The Truth About Lottery


Lottery is a game in which players pay for tickets, select a group of numbers, or have machines randomly spit out numbers, and win prizes if those numbers match the winning ones. The history of lottery dates back thousands of years and is recorded in ancient texts such as the Old Testament, the Chinese Book of Songs (2nd millennium BC), and the Greek Koino. It was also used by the ancient Romans and the early British colonists. Lotteries have long been a popular source of funding for public and private ventures. They have helped finance roads, libraries, churches, canals, colleges, and even military expeditions. For example, in 1744 Benjamin Franklin organized a lottery to raise funds for cannons to defend Philadelphia. In colonial America, it is estimated that more than 200 lotteries were sanctioned between 1744 and 1776.

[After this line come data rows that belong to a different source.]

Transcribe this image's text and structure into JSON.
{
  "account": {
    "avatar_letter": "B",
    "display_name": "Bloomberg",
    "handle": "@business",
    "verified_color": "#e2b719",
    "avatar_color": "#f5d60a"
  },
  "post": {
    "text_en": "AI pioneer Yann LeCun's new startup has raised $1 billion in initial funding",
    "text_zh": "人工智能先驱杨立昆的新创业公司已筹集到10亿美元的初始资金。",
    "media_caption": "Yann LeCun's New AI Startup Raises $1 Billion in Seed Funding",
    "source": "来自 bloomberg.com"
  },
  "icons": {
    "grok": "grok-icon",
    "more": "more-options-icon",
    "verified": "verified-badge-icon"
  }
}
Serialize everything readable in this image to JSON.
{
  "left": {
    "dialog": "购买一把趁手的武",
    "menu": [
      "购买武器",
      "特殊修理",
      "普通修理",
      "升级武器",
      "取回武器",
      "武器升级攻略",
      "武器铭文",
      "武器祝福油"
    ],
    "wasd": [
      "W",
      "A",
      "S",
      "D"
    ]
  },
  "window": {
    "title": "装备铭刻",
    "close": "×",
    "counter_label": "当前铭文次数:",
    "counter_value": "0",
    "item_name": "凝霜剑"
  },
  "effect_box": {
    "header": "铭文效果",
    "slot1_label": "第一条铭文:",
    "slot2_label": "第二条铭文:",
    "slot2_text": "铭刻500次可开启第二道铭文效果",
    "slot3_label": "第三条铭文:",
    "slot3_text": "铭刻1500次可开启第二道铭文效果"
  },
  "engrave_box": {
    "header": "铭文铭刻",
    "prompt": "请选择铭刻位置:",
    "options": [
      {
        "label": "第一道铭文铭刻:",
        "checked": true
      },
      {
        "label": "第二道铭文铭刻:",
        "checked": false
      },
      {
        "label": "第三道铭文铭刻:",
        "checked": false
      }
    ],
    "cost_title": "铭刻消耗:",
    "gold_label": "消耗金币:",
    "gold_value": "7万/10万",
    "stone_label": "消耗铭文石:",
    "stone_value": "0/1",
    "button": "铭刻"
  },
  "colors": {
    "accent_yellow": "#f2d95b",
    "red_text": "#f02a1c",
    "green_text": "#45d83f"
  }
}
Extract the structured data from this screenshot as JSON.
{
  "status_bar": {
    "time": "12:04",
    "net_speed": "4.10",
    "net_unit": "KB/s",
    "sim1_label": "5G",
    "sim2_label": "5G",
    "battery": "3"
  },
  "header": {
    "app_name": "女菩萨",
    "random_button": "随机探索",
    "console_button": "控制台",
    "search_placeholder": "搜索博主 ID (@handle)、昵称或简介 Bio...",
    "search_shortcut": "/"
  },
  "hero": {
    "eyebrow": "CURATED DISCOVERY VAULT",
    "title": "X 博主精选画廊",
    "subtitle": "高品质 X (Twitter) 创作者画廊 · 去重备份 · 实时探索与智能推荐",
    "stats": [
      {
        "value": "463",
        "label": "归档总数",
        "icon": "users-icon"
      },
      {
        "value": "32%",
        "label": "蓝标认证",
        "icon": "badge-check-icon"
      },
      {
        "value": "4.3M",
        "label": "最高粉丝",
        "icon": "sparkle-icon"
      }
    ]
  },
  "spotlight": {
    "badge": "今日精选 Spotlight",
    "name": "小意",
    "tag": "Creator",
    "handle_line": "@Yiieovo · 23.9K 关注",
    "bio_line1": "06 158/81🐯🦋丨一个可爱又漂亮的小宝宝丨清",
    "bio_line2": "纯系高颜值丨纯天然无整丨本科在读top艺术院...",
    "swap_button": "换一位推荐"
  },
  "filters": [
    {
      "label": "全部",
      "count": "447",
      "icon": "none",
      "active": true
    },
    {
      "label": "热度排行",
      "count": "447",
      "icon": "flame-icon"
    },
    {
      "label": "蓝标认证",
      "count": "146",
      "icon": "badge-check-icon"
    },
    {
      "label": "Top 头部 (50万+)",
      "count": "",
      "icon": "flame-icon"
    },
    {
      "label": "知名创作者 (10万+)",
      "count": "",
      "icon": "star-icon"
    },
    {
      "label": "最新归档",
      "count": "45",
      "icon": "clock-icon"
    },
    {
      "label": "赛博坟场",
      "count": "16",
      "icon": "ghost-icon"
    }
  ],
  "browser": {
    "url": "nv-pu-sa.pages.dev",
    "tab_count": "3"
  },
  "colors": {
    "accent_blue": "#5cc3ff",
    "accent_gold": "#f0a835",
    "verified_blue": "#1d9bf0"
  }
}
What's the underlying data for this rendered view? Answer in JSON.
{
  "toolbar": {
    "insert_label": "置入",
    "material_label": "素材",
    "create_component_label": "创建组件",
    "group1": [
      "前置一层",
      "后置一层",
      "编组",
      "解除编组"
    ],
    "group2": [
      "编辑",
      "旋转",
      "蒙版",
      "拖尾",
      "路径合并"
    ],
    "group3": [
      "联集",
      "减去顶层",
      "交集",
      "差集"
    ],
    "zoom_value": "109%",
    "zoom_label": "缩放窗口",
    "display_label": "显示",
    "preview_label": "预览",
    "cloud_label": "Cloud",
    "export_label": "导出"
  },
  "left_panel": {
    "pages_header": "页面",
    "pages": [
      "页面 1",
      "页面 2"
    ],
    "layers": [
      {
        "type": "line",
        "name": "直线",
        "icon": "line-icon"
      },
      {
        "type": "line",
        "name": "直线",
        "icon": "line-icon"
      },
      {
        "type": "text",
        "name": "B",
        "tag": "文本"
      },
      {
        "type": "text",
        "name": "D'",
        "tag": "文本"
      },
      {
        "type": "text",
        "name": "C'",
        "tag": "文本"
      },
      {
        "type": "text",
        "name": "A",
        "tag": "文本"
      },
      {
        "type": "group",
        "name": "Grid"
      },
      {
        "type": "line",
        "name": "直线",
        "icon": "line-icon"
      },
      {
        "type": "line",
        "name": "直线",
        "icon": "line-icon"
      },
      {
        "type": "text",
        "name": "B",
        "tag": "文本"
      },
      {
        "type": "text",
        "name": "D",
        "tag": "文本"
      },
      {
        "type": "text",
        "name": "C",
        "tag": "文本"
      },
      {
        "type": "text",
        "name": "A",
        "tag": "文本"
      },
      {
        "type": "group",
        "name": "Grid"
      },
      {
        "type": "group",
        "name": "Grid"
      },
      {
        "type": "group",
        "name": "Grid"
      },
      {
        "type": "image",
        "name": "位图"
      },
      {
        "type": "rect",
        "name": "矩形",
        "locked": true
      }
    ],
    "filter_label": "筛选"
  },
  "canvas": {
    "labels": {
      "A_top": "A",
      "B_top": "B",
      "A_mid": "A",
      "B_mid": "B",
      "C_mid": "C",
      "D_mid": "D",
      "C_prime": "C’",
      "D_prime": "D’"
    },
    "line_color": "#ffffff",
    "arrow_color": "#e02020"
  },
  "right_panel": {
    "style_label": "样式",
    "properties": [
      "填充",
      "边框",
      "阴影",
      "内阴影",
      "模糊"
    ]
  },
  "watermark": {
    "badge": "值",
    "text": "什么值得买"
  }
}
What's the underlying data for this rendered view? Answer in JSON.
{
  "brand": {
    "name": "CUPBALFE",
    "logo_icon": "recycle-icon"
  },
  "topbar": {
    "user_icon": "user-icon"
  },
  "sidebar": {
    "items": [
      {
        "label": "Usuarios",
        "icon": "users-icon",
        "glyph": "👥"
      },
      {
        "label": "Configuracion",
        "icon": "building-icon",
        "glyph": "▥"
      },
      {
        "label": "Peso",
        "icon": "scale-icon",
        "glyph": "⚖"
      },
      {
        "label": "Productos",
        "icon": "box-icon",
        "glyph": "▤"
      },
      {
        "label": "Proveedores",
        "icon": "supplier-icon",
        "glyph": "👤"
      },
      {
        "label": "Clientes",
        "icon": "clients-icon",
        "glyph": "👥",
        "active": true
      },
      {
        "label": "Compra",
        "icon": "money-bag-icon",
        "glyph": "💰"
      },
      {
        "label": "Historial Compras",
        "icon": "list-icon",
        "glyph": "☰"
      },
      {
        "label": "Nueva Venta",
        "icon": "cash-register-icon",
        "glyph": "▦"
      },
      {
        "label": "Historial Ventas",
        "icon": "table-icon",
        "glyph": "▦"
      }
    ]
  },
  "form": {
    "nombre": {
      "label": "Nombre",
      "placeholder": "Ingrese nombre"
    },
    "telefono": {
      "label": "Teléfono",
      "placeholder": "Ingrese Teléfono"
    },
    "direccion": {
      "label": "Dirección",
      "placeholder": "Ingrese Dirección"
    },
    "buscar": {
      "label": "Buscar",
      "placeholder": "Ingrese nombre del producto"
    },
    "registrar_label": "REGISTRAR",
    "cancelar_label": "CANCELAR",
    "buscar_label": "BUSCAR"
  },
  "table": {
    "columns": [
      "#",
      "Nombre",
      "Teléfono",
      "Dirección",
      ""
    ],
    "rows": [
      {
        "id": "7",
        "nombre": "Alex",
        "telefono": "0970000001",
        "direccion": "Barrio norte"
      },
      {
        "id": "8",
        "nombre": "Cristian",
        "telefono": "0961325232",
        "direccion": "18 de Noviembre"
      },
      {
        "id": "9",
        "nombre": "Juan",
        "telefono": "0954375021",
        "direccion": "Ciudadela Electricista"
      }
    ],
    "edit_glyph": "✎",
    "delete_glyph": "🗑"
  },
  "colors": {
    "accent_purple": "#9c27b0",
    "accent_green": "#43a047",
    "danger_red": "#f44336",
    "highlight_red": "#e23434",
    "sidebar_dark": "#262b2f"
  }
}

Supporters of state-run lotteries often claim that they allow states to expand their social safety nets without burdening middle class and working class taxpayers with higher taxes. But this claim is misleading: Lotteries generate only about 2 percent of state revenues, hardly enough to offset tax cuts or significantly boost government spending. Moreover, there is no reason to believe that lotteries will improve overall economic outcomes.

The truth is that people play the lottery mainly for entertainment value. They enjoy the excitement of watching a number get drawn, and they hope that they will win. While many people have been able to use their winnings for good, others have gone bankrupt in the process of becoming rich.

When it comes to selecting a set of winning lottery numbers, the most important thing is to choose a range of numbers that does not contain repeating numbers or numbers that form predictable sequences. It is also best to avoid choosing a single number or two that is related to your birthday or other significant date, since this increases your chances of sharing the prize with someone else. Instead, opt for a broad spectrum of numbers, from 104 to 176.

Some people think that it is a waste of money to spend on the lottery, because the odds are so low that you will never win. However, if you’re going to spend the money anyway, it’s a better idea to use it to build an emergency fund or pay off debt. After all, most Americans struggle to keep even $400 in savings. Rather than spending $80 billion on the lottery, you could put that money toward something more productive. This way, you can give yourself the best chance of winning the jackpot. Good luck!